(Entries from a dataset of interfaces)
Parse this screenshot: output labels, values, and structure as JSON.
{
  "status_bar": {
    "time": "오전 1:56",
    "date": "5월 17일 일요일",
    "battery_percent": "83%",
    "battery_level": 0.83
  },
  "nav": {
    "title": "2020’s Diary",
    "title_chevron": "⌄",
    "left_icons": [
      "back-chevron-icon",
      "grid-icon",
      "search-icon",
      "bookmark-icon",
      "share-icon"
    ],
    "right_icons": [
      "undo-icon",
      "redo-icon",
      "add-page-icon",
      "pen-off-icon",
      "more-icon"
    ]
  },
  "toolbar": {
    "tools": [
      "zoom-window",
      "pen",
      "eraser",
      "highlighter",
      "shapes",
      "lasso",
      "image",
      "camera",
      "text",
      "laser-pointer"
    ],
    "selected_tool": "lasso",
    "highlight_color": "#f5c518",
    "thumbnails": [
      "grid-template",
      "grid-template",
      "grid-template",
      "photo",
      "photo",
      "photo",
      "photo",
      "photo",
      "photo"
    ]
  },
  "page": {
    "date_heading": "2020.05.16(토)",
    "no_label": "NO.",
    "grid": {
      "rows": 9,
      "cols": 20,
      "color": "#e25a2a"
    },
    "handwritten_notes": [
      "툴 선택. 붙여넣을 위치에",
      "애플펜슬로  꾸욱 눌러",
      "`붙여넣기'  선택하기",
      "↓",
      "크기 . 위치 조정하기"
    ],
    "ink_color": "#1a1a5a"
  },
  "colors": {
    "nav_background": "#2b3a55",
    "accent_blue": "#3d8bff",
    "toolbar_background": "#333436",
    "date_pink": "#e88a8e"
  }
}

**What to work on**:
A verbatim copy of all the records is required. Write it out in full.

**Exercise result**:
Parse this screenshot: output labels, values, and structure as JSON.
{
  "status_bar": {
    "time": "오전 1:56",
    "date": "5월 17일 일요일",
    "battery_percent": "83%",
    "battery_level": 0.83
  },
  "nav": {
    "title": "2020’s Diary",
    "title_chevron": "⌄",
    "left_icons": [
      "back-chevron-icon",
      "grid-icon",
      "search-icon",
      "bookmark-icon",
      "share-icon"
    ],
    "right_icons": [
      "undo-icon",
      "redo-icon",
      "add-page-icon",
      "pen-off-icon",
      "more-icon"
    ]
  },
  "toolbar": {
    "tools": [
      "zoom-window",
      "pen",
      "eraser",
      "highlighter",
      "shapes",
      "lasso",
      "image",
      "camera",
      "text",
      "laser-pointer"
    ],
    "selected_tool": "lasso",
    "highlight_color": "#f5c518",
    "thumbnails": [
      "grid-template",
      "grid-template",
      "grid-template",
      "photo",
      "photo",
      "photo",
      "photo",
      "photo",
      "photo"
    ]
  },
  "page": {
    "date_heading": "2020.05.16(토)",
    "no_label": "NO.",
    "grid": {
      "rows": 9,
      "cols": 20,
      "color": "#e25a2a"
    },
    "handwritten_notes": [
      "툴 선택. 붙여넣을 위치에",
      "애플펜슬로  꾸욱 눌러",
      "`붙여넣기'  선택하기",
      "↓",
      "크기 . 위치 조정하기"
    ],
    "ink_color": "#1a1a5a"
  },
  "colors": {
    "nav_background": "#2b3a55",
    "accent_blue": "#3d8bff",
    "toolbar_background": "#333436",
    "date_pink": "#e88a8e"
  }
}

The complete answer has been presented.